■ **Activity**:
If a line of the data below holds the word "screenshot", list it.

■ **Collected data entries**:
○ ○ ○ ○
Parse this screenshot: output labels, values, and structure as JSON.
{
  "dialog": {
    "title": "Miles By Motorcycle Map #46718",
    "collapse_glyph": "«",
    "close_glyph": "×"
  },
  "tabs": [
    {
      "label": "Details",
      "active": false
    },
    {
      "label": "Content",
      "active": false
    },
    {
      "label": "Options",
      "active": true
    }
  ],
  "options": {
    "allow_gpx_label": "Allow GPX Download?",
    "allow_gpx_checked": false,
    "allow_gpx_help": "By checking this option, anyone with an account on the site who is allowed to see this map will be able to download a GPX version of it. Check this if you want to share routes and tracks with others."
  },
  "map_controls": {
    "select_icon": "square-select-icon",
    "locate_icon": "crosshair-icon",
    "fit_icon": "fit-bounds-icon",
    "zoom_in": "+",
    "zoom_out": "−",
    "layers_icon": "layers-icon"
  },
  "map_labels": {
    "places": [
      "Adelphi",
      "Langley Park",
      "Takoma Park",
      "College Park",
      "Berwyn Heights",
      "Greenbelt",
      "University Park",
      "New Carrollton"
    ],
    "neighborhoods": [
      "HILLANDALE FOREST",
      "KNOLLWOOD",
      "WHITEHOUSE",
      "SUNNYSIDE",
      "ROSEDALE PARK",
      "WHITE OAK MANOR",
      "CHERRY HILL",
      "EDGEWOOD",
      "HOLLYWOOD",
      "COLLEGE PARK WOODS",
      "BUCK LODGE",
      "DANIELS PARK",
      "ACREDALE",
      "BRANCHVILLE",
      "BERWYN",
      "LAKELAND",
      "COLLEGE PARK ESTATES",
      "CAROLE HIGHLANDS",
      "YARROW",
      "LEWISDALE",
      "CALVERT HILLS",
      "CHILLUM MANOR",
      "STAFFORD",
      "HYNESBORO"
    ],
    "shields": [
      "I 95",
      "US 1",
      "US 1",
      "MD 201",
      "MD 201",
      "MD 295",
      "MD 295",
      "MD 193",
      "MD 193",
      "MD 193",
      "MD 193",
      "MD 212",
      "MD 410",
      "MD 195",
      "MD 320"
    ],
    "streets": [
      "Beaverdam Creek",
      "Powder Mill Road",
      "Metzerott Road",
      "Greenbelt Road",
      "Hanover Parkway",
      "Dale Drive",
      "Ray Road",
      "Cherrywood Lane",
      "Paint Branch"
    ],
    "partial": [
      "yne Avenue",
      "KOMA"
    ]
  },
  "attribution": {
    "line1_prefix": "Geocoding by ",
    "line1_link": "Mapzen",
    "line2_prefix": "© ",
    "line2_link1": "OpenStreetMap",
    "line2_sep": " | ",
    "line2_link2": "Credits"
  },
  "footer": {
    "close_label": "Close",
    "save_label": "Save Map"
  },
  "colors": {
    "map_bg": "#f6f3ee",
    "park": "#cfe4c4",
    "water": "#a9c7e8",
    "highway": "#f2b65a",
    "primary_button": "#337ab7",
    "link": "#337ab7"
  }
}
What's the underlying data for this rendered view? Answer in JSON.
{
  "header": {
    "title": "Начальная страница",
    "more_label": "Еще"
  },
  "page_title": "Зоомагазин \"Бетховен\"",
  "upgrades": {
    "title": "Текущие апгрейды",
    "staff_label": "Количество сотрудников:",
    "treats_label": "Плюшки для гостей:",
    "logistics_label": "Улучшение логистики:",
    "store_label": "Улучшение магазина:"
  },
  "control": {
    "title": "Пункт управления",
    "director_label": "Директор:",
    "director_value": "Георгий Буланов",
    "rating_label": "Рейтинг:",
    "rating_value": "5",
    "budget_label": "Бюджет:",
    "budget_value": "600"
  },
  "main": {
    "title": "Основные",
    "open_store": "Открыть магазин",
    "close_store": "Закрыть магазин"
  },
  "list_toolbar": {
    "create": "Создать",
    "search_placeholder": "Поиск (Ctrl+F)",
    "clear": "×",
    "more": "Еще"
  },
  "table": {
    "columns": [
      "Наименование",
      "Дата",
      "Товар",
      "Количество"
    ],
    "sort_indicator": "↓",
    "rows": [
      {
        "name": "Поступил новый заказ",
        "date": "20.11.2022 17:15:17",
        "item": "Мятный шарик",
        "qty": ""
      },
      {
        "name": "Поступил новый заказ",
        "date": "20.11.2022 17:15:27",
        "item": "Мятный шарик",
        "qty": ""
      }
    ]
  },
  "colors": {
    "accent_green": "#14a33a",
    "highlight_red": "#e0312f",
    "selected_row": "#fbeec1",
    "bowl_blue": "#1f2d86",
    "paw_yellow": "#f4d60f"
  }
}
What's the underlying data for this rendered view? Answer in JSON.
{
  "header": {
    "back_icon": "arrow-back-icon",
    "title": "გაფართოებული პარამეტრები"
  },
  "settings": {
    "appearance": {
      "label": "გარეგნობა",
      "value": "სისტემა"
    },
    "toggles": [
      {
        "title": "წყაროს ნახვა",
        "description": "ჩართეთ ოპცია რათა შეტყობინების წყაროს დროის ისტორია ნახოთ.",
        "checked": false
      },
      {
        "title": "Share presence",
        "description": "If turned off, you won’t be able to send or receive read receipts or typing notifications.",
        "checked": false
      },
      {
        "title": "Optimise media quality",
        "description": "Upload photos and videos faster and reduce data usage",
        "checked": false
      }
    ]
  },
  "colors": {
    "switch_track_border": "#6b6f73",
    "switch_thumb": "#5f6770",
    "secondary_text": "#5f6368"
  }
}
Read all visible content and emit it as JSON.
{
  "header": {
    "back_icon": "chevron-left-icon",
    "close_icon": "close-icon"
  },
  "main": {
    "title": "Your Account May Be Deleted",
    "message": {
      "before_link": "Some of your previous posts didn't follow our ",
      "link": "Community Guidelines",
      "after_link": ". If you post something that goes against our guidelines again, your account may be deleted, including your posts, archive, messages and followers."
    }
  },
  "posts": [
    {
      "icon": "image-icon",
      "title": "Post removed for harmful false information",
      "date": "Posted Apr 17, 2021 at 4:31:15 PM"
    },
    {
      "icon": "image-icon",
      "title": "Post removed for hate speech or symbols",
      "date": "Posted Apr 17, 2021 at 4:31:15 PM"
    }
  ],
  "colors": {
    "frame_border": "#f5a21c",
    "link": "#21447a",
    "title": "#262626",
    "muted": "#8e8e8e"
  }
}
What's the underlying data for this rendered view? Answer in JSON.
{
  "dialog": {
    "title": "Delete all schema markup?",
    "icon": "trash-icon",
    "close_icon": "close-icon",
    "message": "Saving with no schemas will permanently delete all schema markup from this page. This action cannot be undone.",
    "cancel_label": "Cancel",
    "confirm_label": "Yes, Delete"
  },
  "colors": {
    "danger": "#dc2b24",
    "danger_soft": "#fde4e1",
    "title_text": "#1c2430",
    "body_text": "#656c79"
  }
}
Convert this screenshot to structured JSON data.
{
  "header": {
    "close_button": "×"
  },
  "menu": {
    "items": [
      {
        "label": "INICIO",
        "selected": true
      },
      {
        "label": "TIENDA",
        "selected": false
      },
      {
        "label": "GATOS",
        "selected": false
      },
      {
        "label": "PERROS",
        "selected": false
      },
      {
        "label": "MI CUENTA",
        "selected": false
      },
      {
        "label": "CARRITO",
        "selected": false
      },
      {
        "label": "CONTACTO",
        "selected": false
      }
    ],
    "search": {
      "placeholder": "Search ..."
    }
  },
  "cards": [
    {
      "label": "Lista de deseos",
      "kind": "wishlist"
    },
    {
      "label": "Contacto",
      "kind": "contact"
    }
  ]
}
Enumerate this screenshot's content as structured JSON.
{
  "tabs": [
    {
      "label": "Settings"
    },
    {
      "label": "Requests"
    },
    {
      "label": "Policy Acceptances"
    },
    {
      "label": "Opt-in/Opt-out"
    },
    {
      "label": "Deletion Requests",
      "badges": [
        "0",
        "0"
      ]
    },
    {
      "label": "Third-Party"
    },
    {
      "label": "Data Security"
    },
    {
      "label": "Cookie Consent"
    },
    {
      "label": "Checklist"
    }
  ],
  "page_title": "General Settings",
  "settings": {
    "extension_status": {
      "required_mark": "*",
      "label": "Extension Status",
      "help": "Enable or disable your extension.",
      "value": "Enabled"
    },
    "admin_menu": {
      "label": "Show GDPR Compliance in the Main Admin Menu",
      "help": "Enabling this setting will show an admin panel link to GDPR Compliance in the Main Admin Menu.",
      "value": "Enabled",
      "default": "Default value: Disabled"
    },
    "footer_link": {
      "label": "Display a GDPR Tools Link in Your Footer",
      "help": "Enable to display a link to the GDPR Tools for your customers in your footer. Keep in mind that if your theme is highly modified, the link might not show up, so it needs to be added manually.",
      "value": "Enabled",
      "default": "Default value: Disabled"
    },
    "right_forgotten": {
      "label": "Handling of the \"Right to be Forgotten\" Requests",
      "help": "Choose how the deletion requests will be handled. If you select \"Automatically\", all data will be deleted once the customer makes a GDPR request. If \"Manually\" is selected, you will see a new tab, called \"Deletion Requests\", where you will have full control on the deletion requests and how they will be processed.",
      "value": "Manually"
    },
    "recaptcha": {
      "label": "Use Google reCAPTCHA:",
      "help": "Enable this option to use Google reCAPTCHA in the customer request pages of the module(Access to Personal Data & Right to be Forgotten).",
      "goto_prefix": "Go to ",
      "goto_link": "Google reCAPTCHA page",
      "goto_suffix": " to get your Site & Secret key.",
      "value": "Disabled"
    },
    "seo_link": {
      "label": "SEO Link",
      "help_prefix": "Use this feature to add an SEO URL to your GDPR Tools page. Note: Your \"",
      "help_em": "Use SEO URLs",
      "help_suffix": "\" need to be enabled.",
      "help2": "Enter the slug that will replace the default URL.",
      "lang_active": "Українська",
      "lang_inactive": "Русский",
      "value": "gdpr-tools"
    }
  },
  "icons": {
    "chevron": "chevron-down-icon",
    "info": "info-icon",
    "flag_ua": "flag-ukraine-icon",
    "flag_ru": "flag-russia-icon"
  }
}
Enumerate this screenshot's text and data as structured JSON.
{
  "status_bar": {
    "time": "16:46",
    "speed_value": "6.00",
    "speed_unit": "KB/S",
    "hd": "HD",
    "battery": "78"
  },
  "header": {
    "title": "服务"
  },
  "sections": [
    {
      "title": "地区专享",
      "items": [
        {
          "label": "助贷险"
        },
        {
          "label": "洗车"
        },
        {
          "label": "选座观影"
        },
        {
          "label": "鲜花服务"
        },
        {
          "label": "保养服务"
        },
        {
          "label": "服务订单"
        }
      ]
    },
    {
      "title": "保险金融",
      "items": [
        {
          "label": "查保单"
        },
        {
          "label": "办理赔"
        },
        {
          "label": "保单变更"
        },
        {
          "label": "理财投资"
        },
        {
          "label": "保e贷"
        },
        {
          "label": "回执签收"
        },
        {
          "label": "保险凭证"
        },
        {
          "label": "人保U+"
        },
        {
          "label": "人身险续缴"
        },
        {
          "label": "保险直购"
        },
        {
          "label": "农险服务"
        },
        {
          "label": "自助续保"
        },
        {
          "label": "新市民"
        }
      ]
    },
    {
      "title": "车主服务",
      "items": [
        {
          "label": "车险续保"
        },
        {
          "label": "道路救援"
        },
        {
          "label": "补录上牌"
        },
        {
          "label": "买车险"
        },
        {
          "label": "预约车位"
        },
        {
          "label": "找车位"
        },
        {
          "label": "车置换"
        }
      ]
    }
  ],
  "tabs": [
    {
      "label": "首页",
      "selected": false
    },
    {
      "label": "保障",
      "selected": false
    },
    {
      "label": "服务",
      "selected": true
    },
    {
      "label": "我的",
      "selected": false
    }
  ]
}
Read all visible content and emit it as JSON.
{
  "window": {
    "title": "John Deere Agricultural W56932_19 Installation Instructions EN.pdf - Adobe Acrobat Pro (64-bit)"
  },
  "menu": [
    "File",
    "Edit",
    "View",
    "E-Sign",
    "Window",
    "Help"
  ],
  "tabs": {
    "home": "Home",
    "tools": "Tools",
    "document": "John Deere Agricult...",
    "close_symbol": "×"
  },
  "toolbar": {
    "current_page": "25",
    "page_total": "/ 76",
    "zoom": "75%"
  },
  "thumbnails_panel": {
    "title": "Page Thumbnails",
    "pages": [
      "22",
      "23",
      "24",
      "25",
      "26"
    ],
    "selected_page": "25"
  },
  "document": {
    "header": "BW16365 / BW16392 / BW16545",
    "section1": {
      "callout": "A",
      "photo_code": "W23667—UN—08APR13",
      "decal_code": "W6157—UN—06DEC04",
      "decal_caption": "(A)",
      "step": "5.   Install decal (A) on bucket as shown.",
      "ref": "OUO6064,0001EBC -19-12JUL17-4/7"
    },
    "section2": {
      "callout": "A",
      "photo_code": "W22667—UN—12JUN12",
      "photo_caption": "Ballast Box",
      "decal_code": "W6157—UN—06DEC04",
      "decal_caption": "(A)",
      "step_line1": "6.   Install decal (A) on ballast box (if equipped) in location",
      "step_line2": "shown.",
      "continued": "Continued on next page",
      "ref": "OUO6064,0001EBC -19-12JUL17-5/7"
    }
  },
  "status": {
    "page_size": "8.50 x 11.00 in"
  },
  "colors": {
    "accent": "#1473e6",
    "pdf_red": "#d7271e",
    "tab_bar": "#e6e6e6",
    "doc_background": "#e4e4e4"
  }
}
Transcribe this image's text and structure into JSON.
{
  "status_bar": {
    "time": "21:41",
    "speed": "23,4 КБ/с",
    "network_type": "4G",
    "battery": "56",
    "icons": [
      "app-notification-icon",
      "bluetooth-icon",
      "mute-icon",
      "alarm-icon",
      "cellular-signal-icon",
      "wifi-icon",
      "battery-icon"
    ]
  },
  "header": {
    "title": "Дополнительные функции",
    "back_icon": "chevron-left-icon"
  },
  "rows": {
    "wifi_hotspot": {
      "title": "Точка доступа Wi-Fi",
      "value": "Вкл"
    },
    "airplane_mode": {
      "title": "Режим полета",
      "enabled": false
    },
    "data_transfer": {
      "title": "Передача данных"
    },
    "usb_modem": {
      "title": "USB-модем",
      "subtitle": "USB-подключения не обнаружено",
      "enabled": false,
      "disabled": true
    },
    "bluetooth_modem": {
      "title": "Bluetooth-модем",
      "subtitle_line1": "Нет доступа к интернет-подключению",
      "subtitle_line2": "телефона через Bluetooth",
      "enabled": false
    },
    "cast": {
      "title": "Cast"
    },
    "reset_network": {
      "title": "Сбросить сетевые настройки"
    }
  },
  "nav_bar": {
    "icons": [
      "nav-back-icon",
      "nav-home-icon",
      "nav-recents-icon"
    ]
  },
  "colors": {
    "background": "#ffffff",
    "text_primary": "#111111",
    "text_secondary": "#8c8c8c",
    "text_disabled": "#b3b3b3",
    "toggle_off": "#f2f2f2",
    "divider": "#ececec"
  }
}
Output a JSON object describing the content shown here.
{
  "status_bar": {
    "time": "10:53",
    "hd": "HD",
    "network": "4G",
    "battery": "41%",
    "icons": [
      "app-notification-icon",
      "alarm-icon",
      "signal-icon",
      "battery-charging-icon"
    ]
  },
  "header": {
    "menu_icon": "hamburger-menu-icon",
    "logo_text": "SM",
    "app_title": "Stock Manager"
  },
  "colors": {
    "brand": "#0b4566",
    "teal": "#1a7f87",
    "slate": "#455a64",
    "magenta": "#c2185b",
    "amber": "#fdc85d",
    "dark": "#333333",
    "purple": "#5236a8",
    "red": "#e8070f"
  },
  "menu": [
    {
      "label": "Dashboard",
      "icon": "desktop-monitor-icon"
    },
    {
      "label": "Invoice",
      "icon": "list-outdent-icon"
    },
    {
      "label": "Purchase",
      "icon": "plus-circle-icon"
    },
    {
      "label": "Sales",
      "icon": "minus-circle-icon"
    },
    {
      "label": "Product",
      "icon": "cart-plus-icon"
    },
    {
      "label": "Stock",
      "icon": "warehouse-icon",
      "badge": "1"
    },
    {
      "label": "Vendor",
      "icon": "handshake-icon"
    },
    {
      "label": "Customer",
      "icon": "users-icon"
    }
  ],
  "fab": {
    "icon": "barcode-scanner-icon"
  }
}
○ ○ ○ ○
■ **Task response**:
Parse this screenshot: output labels, values, and structure as JSON.
Convert this screenshot to structured JSON data.
Enumerate this screenshot's content as structured JSON.
Enumerate this screenshot's text and data as structured JSON.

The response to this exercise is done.